What Did We Find?
As we expected, our results showed that people avoid situations they are more anxious about compared to situations that they are less anxious about. During the task, the participants wanted to avoid the dog because the dog predicted the orange triangle, and the orange triangle predicted the electric shock! However, people were less likely to avoid the apple, given it predicted the purple hexagon, and the purple hexagon did not give an electric shock. In Alice’s situation, she avoids going to school to prevent giving a presentation that she is anxious about. However, she does not avoid going home because playing video games does not give her anxiety. So, we can conclude that people do show avoidance of learned fear!
What Have We Learned?
Everyone feels anxious, and that is normal! However, some people get really anxious, to the point that it affects their health and it influences their daily lives. Researchers like us conduct studies to try to help these people become less anxious and function better in their lives. These studies often help us to create techniques that can reduce people’s anxiety, such as breathing exercises and mindfulness. Laboratory findings also help improve treatments for severe anxiety, such as cognitive behavioral therapy.
Now you know that if people think something scary might happen in the future, they will do whatever it takes to avoid it. For example, Alice taught herself to stay away from a presentation at school. While this makes her anxiety less in the moment, it has negative consequences. Missing school could make her grades go down, and she will not see her friends. What is more, avoiding presentations prevents her from learning that her feared outcome—people laughing at her—most likely will not happen. So, in summary, we should all confront our fears, because avoiding them will not help us. If you are anxious about presentations, go to the front of the classroom and give that talk!
Anxiety: ↑ An unpleasant feeling of nervousness, worry, and/or unease about something. It occurs when we do not know what will happen in the future.
Avoidance of Learned Fear: ↑ Avoiding a situation that could lead to a situation we are anxious about—like avoiding school to avoid giving a presentation.
Mindfulness: ↑ A technique to become fully aware of where you are and what you are doing. It makes you live in the present moment and often helps with reducing anxiety.
Cognitive Behavioral Therapy: ↑ A talking therapy that aims to find your problematic thought patterns. It helps with changing your thoughts, feelings and behavior. It is often used when people experience severe anxiety.
Conflict of Interest
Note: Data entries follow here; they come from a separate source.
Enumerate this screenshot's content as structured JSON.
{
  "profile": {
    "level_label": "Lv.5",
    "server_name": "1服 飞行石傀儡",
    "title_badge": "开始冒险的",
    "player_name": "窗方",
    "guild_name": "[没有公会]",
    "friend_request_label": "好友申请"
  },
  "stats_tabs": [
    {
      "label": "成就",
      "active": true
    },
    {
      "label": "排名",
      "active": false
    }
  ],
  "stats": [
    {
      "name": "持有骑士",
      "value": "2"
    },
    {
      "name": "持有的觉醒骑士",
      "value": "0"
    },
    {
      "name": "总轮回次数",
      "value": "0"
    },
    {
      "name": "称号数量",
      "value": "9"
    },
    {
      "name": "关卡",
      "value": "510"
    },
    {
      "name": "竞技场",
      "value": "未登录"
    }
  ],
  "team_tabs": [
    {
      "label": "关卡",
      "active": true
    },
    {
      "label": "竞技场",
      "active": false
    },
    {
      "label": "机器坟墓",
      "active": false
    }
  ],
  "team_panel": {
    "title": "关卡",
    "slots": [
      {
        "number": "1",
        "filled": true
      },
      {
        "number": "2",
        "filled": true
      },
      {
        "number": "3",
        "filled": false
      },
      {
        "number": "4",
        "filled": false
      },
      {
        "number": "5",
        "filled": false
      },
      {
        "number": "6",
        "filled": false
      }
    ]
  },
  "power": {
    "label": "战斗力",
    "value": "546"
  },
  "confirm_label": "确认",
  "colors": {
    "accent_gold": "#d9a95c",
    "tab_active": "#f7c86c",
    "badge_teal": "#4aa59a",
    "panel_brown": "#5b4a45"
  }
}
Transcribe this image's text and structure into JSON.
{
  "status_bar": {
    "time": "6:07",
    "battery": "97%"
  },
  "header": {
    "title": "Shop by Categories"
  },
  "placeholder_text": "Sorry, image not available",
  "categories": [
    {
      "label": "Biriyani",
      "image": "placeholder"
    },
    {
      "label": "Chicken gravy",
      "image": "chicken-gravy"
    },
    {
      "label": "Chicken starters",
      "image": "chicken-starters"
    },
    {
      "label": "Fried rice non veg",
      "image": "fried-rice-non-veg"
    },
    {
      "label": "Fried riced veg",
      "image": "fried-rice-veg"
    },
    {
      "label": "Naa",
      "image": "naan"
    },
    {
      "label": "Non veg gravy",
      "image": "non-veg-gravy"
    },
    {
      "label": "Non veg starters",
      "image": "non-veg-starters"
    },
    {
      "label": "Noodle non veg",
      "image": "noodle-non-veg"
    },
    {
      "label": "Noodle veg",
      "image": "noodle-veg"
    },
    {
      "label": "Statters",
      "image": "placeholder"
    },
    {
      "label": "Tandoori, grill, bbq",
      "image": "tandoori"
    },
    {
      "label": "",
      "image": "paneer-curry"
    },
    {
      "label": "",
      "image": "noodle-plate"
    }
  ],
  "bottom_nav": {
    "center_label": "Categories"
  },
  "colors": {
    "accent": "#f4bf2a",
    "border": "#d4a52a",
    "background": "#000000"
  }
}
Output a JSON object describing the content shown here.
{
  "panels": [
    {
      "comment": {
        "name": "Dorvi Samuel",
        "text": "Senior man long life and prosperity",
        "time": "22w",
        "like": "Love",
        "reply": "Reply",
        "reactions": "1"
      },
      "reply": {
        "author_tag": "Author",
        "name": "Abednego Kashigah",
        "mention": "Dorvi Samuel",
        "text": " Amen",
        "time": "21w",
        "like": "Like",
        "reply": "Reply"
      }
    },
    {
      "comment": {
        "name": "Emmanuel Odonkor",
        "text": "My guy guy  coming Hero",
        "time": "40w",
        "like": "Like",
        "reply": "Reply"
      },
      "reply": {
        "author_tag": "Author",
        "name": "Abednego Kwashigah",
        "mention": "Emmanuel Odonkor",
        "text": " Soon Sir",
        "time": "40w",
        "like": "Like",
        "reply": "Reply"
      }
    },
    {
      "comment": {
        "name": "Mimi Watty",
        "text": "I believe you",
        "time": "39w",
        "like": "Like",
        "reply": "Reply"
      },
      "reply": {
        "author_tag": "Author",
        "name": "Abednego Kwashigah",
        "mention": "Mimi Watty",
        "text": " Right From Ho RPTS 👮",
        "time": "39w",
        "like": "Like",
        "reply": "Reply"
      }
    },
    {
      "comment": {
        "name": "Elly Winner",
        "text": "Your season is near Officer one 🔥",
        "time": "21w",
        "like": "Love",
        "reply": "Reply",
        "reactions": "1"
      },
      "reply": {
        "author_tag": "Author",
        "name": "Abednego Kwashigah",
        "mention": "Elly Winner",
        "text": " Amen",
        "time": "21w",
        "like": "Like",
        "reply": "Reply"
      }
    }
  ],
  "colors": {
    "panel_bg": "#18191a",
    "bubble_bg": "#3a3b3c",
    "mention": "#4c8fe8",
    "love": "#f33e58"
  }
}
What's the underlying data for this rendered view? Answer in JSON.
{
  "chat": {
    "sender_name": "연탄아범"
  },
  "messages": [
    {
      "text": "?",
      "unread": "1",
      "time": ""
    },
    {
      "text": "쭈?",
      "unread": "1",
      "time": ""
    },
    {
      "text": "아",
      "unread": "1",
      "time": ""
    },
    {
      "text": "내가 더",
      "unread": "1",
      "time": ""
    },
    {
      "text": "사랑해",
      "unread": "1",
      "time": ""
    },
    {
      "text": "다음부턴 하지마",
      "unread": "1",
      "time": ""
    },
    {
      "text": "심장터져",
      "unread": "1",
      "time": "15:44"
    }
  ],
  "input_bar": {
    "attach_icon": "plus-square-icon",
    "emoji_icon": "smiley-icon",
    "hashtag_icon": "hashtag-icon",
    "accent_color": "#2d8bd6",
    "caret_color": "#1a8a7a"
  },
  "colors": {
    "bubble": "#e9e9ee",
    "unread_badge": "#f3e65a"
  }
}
The authors declare that the research was conducted in the absence of any commercial or financial relationships that could be construed as a potential conflict of interest.
Original Source Article
↑Wong, A. H. K., and Pittig, A. 2022. Avoiding a feared stimulus: modeling costly avoidance of learnt fear in a sensory preconditioning paradigm. Biol. Psychol. 168:108249. doi: 10.1016/j.biopsycho.2021.108249
 ↑ American Psychiatric Association. 2013. Diagnostic and Statistical Manual of Mental Disorders, Fifth Edition (DSM-5(TM)), 5th Edn. American Psychiatric Publishing.
 ↑ Olatunji, B. O., Cisler, J. M., and Tolin, D. F. 2007. Quality of life in the anxiety disorders: a meta-analytic review. Clin. Psychol. Rev. 27, 572–81. doi: 10.1016/j.cpr.2007.01.015
 ↑ Wong, A. H. K., and Pittig, A. 2020. Costly avoidance triggered by categorical fear generalization. Behav. Res. Therapy 129:103606. doi: 10.1016/j.brat.2020.103606